"He didn't dare!" Thinking it out as he spoke, Kevin added, "Not while Carlotta had her full powers, anyhow. No, that would be putting King Amber in direct danger. So he sent me after the spell."
"You being expendable, eh?" Naitachal asked.
"Uh, well, I wouldn't put it quite that way, but the king's life is more important."
"Of course," Eliathanis agreed, a little more emphatically than Kevin would have liked. "Kevin, what do you want us to do?"
What—Hey, they're listening to me! They really are! I've won!
Sure, but what was he going to do about it? "I think we're going to have to return to Count Volmar's castle," the bardling said slowly. "We have to retrieve that manuscript. If Carlotta's people really do have Charina, they might be willing to trade her for it"
"What! No!" the White Elf cried. "That's insane!"
"I'm not going to give them the real manuscript! No, no, I'll work up a forgery."
"They'll surely know the difference," Naitachal argued.
"They won't. You see, I had already started copying the manuscript before Charina was kidnapped. I'll put a few pages of the real copy in with the fake, and only Carlotta will be able to tell the difference. But by the time she learns the truth, Charina will be free!
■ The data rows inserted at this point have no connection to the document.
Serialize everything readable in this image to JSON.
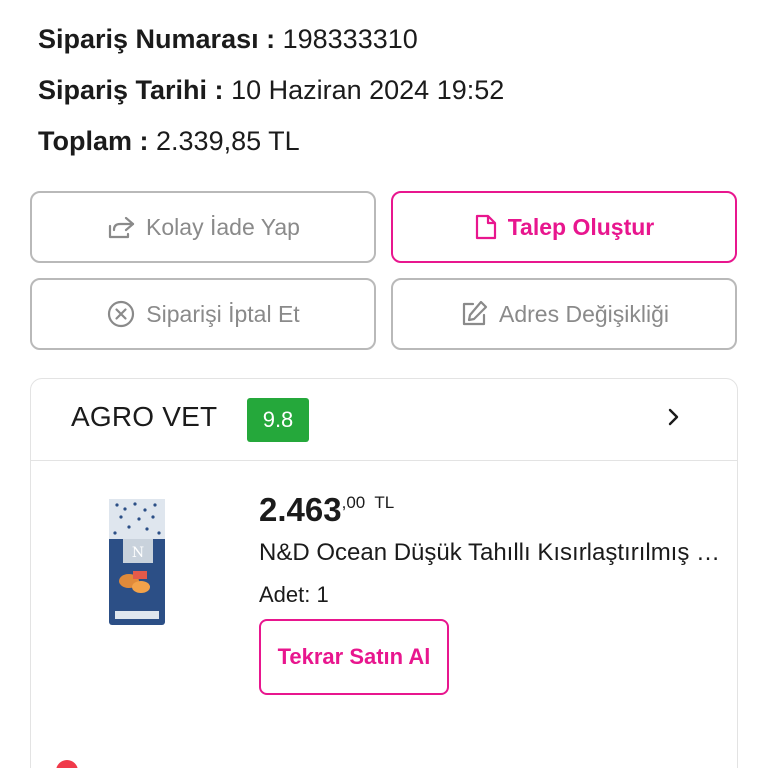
{
  "order": {
    "number_label": "Sipariş Numarası :",
    "number_value": "198333310",
    "date_label": "Sipariş Tarihi :",
    "date_value": "10 Haziran 2024 19:52",
    "total_label": "Toplam :",
    "total_value": "2.339,85 TL"
  },
  "actions": {
    "easy_return": {
      "label": "Kolay İade Yap",
      "icon": "share-arrow-icon"
    },
    "create_request": {
      "label": "Talep Oluştur",
      "icon": "document-icon"
    },
    "cancel_order": {
      "label": "Siparişi İptal Et",
      "icon": "x-circle-icon"
    },
    "address_change": {
      "label": "Adres Değişikliği",
      "icon": "edit-icon"
    }
  },
  "seller": {
    "name": "AGRO VET",
    "rating": "9.8",
    "rating_color": "#25a83b"
  },
  "product": {
    "price_main": "2.463",
    "price_cents": ",00",
    "price_currency": "TL",
    "name": "N&D Ocean Düşük Tahıllı Kısırlaştırılmış Kedi Maması",
    "quantity": "Adet: 1",
    "reorder_label": "Tekrar Satın Al"
  },
  "colors": {
    "accent": "#e8168e",
    "border": "#b9b9b9",
    "muted_text": "#8a8a8a"
  }
}
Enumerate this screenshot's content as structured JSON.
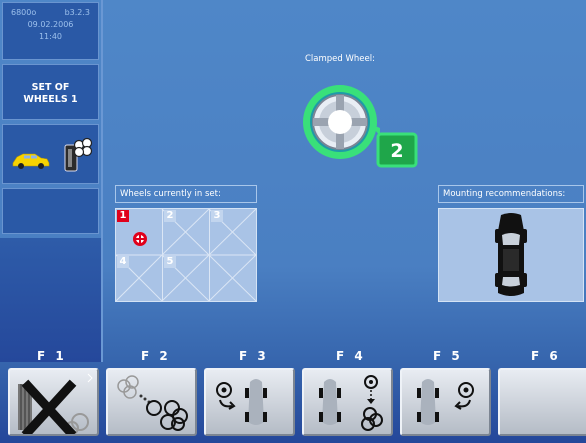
{
  "device": {
    "model": "6800o",
    "version": "b3.2.3",
    "date": "09.02.2006",
    "time": "11:40"
  },
  "sidebar": {
    "title_line1": "SET OF",
    "title_line2": "WHEELS 1"
  },
  "clamped": {
    "label": "Clamped Wheel:",
    "wheel_number": "2"
  },
  "wheel_set": {
    "header": "Wheels currently in set:",
    "cells": [
      "1",
      "2",
      "3",
      "4",
      "5"
    ],
    "active": "1"
  },
  "mounting": {
    "header": "Mounting recommendations:"
  },
  "function_keys": [
    {
      "label": "F 1",
      "icon": "cancel-icon"
    },
    {
      "label": "F 2",
      "icon": "wheel-set-icon"
    },
    {
      "label": "F 3",
      "icon": "rotate-wheel-icon"
    },
    {
      "label": "F 4",
      "icon": "swap-wheels-icon"
    },
    {
      "label": "F 5",
      "icon": "rotate-back-icon"
    },
    {
      "label": "F 6",
      "icon": ""
    }
  ],
  "colors": {
    "background": "#4a7fc2",
    "active_red": "#e0001b",
    "wheel_green": "#39e07a"
  }
}
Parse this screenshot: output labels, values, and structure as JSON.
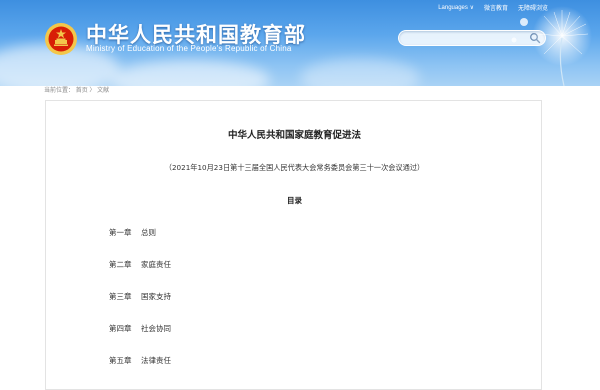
{
  "header": {
    "title": "中华人民共和国教育部",
    "subtitle": "Ministry of Education of the People's Republic of China",
    "top_links": {
      "languages": "Languages ∨",
      "mobile_edu": "微言教育",
      "accessibility": "无障碍浏览"
    },
    "search": {
      "placeholder": ""
    }
  },
  "breadcrumb": {
    "prefix": "当前位置：",
    "home": "首页",
    "sep": "〉",
    "current": "文献"
  },
  "document": {
    "title": "中华人民共和国家庭教育促进法",
    "subtitle": "（2021年10月23日第十三届全国人民代表大会常务委员会第三十一次会议通过）",
    "toc_heading": "目录",
    "chapters": [
      {
        "number": "第一章",
        "name": "总则"
      },
      {
        "number": "第二章",
        "name": "家庭责任"
      },
      {
        "number": "第三章",
        "name": "国家支持"
      },
      {
        "number": "第四章",
        "name": "社会协同"
      },
      {
        "number": "第五章",
        "name": "法律责任"
      }
    ]
  },
  "colors": {
    "header_blue": "#3e8fe0",
    "emblem_red": "#d81e06",
    "emblem_gold": "#f3c74a"
  }
}
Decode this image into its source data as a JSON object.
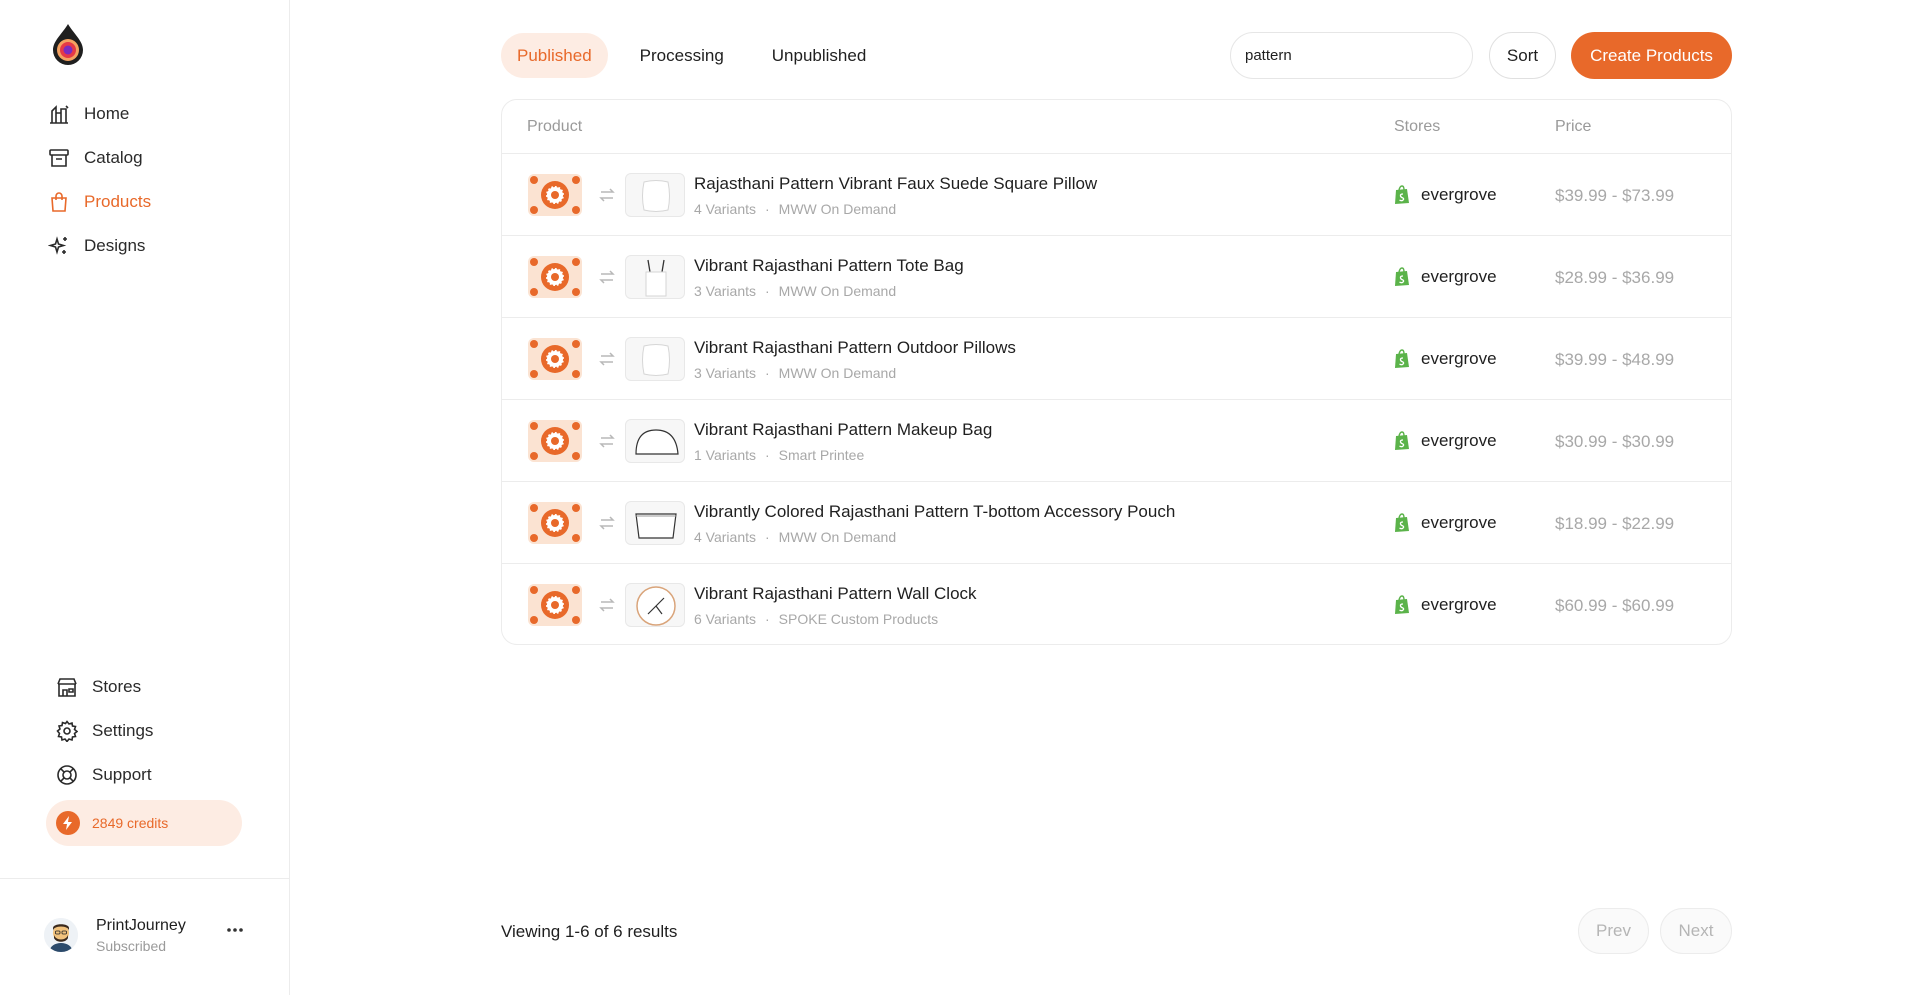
{
  "colors": {
    "accent": "#e8692a",
    "accent_soft": "#fdece3",
    "muted": "#a8a8a8",
    "shopify_green": "#5bb34a"
  },
  "sidebar": {
    "logo_icon": "drop-logo-icon",
    "nav": [
      {
        "label": "Home",
        "icon": "home-chart-icon",
        "active": false
      },
      {
        "label": "Catalog",
        "icon": "archive-icon",
        "active": false
      },
      {
        "label": "Products",
        "icon": "shopping-bag-icon",
        "active": true
      },
      {
        "label": "Designs",
        "icon": "sparkles-icon",
        "active": false
      }
    ],
    "bottom_nav": [
      {
        "label": "Stores",
        "icon": "storefront-icon"
      },
      {
        "label": "Settings",
        "icon": "gear-icon"
      },
      {
        "label": "Support",
        "icon": "lifebuoy-icon"
      }
    ],
    "credits": "2849 credits",
    "user": {
      "name": "PrintJourney",
      "status": "Subscribed"
    }
  },
  "toolbar": {
    "tabs": [
      {
        "label": "Published",
        "active": true
      },
      {
        "label": "Processing",
        "active": false
      },
      {
        "label": "Unpublished",
        "active": false
      }
    ],
    "search_value": "pattern",
    "sort_label": "Sort",
    "create_label": "Create Products"
  },
  "table": {
    "headers": {
      "product": "Product",
      "stores": "Stores",
      "price": "Price"
    },
    "rows": [
      {
        "title": "Rajasthani Pattern Vibrant Faux Suede Square Pillow",
        "variants": "4 Variants",
        "provider": "MWW On Demand",
        "store": "evergrove",
        "price": "$39.99 - $73.99",
        "product_icon": "pillow-icon"
      },
      {
        "title": "Vibrant Rajasthani Pattern Tote Bag",
        "variants": "3 Variants",
        "provider": "MWW On Demand",
        "store": "evergrove",
        "price": "$28.99 - $36.99",
        "product_icon": "tote-bag-icon"
      },
      {
        "title": "Vibrant Rajasthani Pattern Outdoor Pillows",
        "variants": "3 Variants",
        "provider": "MWW On Demand",
        "store": "evergrove",
        "price": "$39.99 - $48.99",
        "product_icon": "pillow-icon"
      },
      {
        "title": "Vibrant Rajasthani Pattern Makeup Bag",
        "variants": "1 Variants",
        "provider": "Smart Printee",
        "store": "evergrove",
        "price": "$30.99 - $30.99",
        "product_icon": "makeup-bag-icon"
      },
      {
        "title": "Vibrantly Colored Rajasthani Pattern T-bottom Accessory Pouch",
        "variants": "4 Variants",
        "provider": "MWW On Demand",
        "store": "evergrove",
        "price": "$18.99 - $22.99",
        "product_icon": "pouch-icon"
      },
      {
        "title": "Vibrant Rajasthani Pattern Wall Clock",
        "variants": "6 Variants",
        "provider": "SPOKE Custom Products",
        "store": "evergrove",
        "price": "$60.99 - $60.99",
        "product_icon": "wall-clock-icon"
      }
    ]
  },
  "footer": {
    "results": "Viewing 1-6 of 6 results",
    "prev": "Prev",
    "next": "Next"
  }
}
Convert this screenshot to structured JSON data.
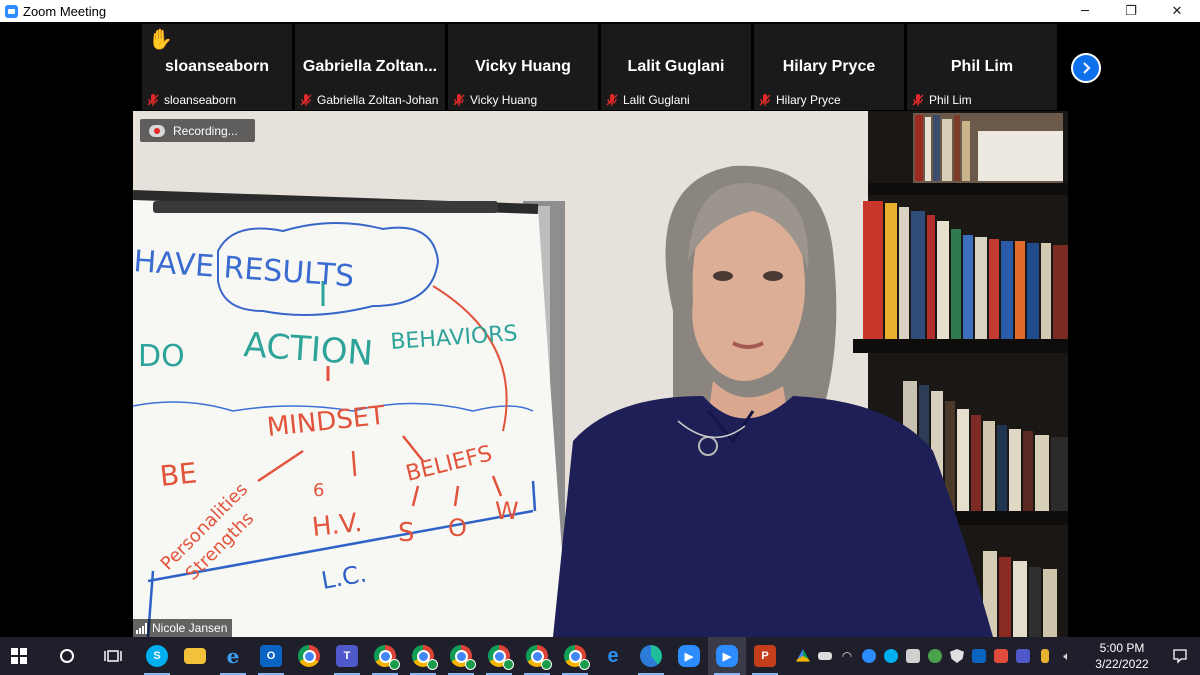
{
  "window": {
    "title": "Zoom Meeting",
    "controls": [
      "─",
      "❐",
      "✕"
    ]
  },
  "participants": [
    {
      "display": "sloanseaborn",
      "label": "sloanseaborn",
      "hand_raised": true,
      "muted": true
    },
    {
      "display": "Gabriella  Zoltan...",
      "label": "Gabriella Zoltan-Johan",
      "hand_raised": false,
      "muted": true
    },
    {
      "display": "Vicky Huang",
      "label": "Vicky Huang",
      "hand_raised": false,
      "muted": true
    },
    {
      "display": "Lalit Guglani",
      "label": "Lalit Guglani",
      "hand_raised": false,
      "muted": true
    },
    {
      "display": "Hilary Pryce",
      "label": "Hilary Pryce",
      "hand_raised": false,
      "muted": true
    },
    {
      "display": "Phil Lim",
      "label": "Phil Lim",
      "hand_raised": false,
      "muted": true
    }
  ],
  "strip": {
    "next_icon": "chevron-right-icon"
  },
  "recording": {
    "label": "Recording..."
  },
  "speaker": {
    "name": "Nicole Jansen"
  },
  "whiteboard": {
    "lines": [
      "HAVE RESULTS",
      "DO",
      "ACTION",
      "BEHAVIORS",
      "MINDSET",
      "BE",
      "BELIEFS",
      "Personalities",
      "Strengths",
      "H.V.",
      "6",
      "S",
      "O",
      "W",
      "L.C."
    ]
  },
  "taskbar": {
    "apps": [
      "windows-start",
      "cortana",
      "task-view",
      "skype",
      "file-explorer",
      "internet-explorer",
      "outlook",
      "chrome",
      "teams",
      "chrome",
      "chrome",
      "chrome",
      "chrome",
      "chrome",
      "chrome",
      "edge",
      "edge-beta",
      "zoom",
      "zoom",
      "powerpoint"
    ],
    "active_app": "zoom",
    "clock_time": "5:00 PM",
    "clock_date": "3/22/2022"
  },
  "colors": {
    "zoom_blue": "#2d8cff",
    "accent": "#0e71eb",
    "muted_red": "#e02828",
    "taskbar": "#1f1f2b"
  }
}
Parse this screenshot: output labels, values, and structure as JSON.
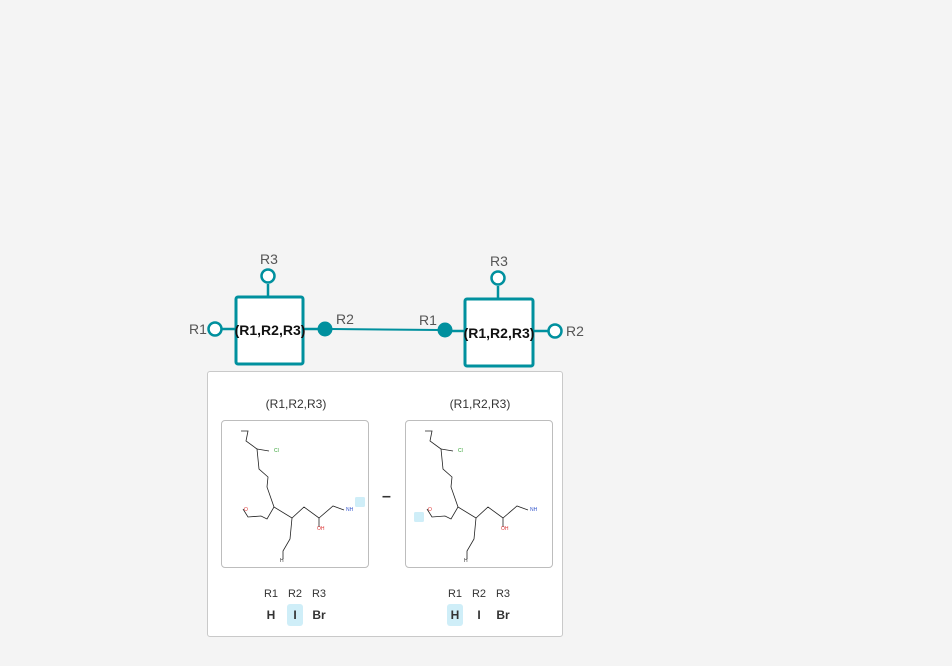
{
  "colors": {
    "accent": "#00909e",
    "highlight": "#cfeef8",
    "panel_border": "#c9c9c9"
  },
  "monomers": [
    {
      "label": "(R1,R2,R3)",
      "rgroups": [
        "R1",
        "R2",
        "R3"
      ]
    },
    {
      "label": "(R1,R2,R3)",
      "rgroups": [
        "R1",
        "R2",
        "R3"
      ]
    }
  ],
  "connection": {
    "from_rgroup": "R2",
    "to_rgroup": "R1"
  },
  "panel": {
    "cards": [
      {
        "title": "(R1,R2,R3)",
        "atoms": {
          "cl": "Cl",
          "o": "O",
          "oh": "OH",
          "nh": "NH",
          "h": "H"
        },
        "rgroup_headers": [
          "R1",
          "R2",
          "R3"
        ],
        "rgroup_values": [
          "H",
          "I",
          "Br"
        ],
        "selected_index": 1
      },
      {
        "title": "(R1,R2,R3)",
        "atoms": {
          "cl": "Cl",
          "o": "O",
          "oh": "OH",
          "nh": "NH",
          "h": "H"
        },
        "rgroup_headers": [
          "R1",
          "R2",
          "R3"
        ],
        "rgroup_values": [
          "H",
          "I",
          "Br"
        ],
        "selected_index": 0
      }
    ],
    "separator": "–"
  }
}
Yes, and while we're in the castle, we can tell Count Volmar what we've learned. Who knows? It just might force him to rethink how he feels about elves!"
"Sooner force a stone to walk," the Dark Elf murmured. "But it's worth the attempt."
"I agree," Eliathanis said—
Lydia shrugged. "Me, too—Hey, Tich'ki, you in?"
The fairy shrugged. "Why not? Now all we have to do is get out of the city—Easy. There's only one gang out to get us, and guards watching for us at every gate." She grinned sharply. "If we can escape all that, why, anything else will be a laugh!"
"Ha," Lydia said dourly.